In a medical groundbreaking discovery, Tel Aviv University scientists have successfully managed to print a 3D vascularised engineered heart using a patient’s own cells and biological matter.
Prior to this breakthrough, scientists studying regenerative medicine have only been able to build synthetic hearts and bio-engineered tissues – in other words, simple tissues without blood vessels. This discovery constitutes the first 3D printing of a complex organ ever.
Regarding this major accomplishment, lead researcher Tal Dvir, a material scientist and professor of molecular cell biology at TAU, said: “This is the first time anyone anywhere has successfully engineered and printed an entire heart replete with cells, blood vessels, ventricles and chambers.”

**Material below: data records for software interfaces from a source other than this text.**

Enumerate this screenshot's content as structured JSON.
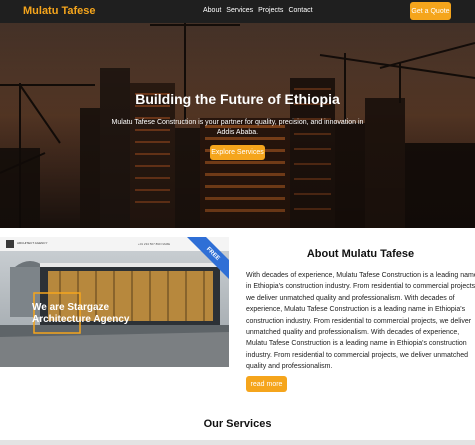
{
  "navbar": {
    "brand": "Mulatu Tafese",
    "links": [
      "About",
      "Services",
      "Projects",
      "Contact"
    ],
    "cta_label": "Get a Quote"
  },
  "hero": {
    "title": "Building the Future of Ethiopia",
    "subtitle": "Mulatu Tafese Construction is your partner for quality, precision, and innovation in Addis Ababa.",
    "button_label": "Explore Services"
  },
  "about": {
    "image": {
      "headline_line1": "We are Stargaze",
      "headline_line2": "Architecture Agency",
      "ribbon": "FREE",
      "logo": "ARCHITECT AGENCY",
      "top_text": "+01 234 567 890 NAME"
    },
    "title": "About Mulatu Tafese",
    "text_lines": [
      "With decades of experience, Mulatu Tafese Construction is a leading name",
      "in Ethiopia's construction industry. From residential to commercial projects,",
      "we deliver unmatched quality and professionalism. With decades of",
      "experience, Mulatu Tafese Construction is a leading name in Ethiopia's",
      "construction industry. From residential to commercial projects, we deliver",
      "unmatched quality and professionalism. With decades of experience,",
      "Mulatu Tafese Construction is a leading name in Ethiopia's construction",
      "industry. From residential to commercial projects, we deliver unmatched",
      "quality and professionalism."
    ],
    "button_label": "read more"
  },
  "services": {
    "title": "Our Services"
  },
  "colors": {
    "accent": "#f5a51c",
    "navbar_bg": "#1f1f1f"
  }
}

Heart disease is the leading cause of death worldwide. This has been the case for the last 15 years. According to data, of the 56.9 million deaths worldwide in 2016, Ischaemic heart disease and stroke were the world’s leading causes of death– leading to 15.2 million deaths globally. Their prevalence suggests the significance of researching suitable therapies.

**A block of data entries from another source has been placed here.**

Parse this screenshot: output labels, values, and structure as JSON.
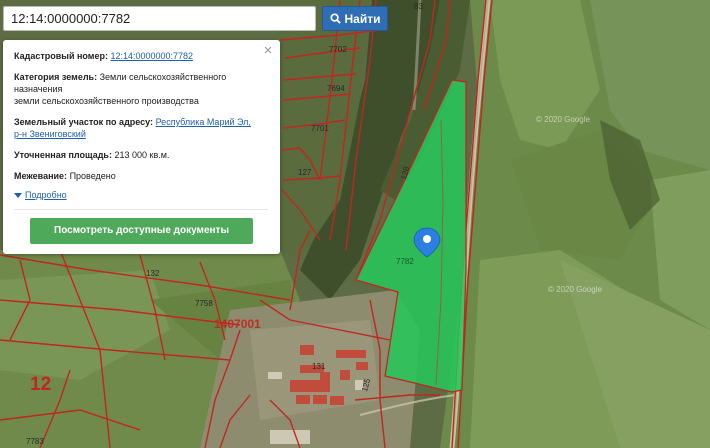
{
  "search": {
    "value": "12:14:0000000:7782",
    "button_label": "Найти"
  },
  "popup": {
    "cadastral_label": "Кадастровый номер:",
    "cadastral_value": "12:14:0000000:7782",
    "category_label": "Категория земель:",
    "category_value_1": "Земли сельскохозяйственного",
    "category_value_2": "назначения",
    "category_value_3": "земли сельскохозяйственного производства",
    "address_label": "Земельный участок по адресу:",
    "address_value_1": "Республика Марий Эл,",
    "address_value_2": "р-н Звениговский",
    "area_label": "Уточненная площадь:",
    "area_value": "213 000 кв.м.",
    "survey_label": "Межевание:",
    "survey_value": "Проведено",
    "more_link": "Подробно",
    "docs_button": "Посмотреть доступные документы",
    "close": "×"
  },
  "map": {
    "parcel_labels": [
      "7702",
      "7694",
      "7701",
      "127",
      "128",
      "132",
      "7758",
      "1407001",
      "7782",
      "131",
      "125",
      "12",
      "7783",
      "83"
    ],
    "watermarks": [
      "© 2020 Google",
      "© 2020 Google"
    ],
    "colors": {
      "parcel_fill": "#25c85a",
      "boundary": "#c1271f",
      "marker": "#2a7fe0"
    }
  }
}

However, the only treatment available for patients with end-stage heart failure is an organ transplant, but there aren’t enough organs available. Healthcare systems such as the NHS in the UK and the United Network for Organ Sharing in the US face never-ending transplant lists and a lack of eligible donors.
This new technology could prove to be a potential solution for organ shortages. Regarding the lack of organ donors and the benefits of this technology, Dr. Dvir added: “People have managed to 3D print the structure of a heart in the past, but not with cells or with blood vessels.
“Our results demonstrate the potential of our approach for engineering personalised tissue and organ replacement in the future… This heart is made from human cells and patient-specific biological materials. In our process, these materials serve as the bio-inks, substances made of sugars and proteins that can be used for 3D printing of complex tissue models.”
“The biocompatibility of engineered materials is crucial to eliminating the risk of implant rejection, which jeopardises the success of such treatments,” Prof. Dvir says. “Ideally, the biomaterial should possess the same biochemical, mechanical and topographical properties of the patient’s own tissues. Here, we can report a simple approach to 3D-printed thick, vascularised and perfusable cardiac tissues that completely match the immunological, cellular, biochemical, and anatomical properties of the patient.”
Although a “medical miracle”, this synthetic organ is yet to be used as a transplant. The reason is that although completely vascularized, this organ is only the same size as the heart of a rabbit, thus unsuitable for humans. In addition, although the cardiac cells currently contract, their behaviour is not quite comparable to that of an actual heart.
The project’s scientists are currently collaborating to find a solution for the aforementioned shortcomings so that they can begin the animal trials and, hopefully, human trials after that. Although this technology is yet to be perfected, this is still a highly significant and groundbreaking breakthrough in medicine which can solve one of the major dilemmas in the medical world.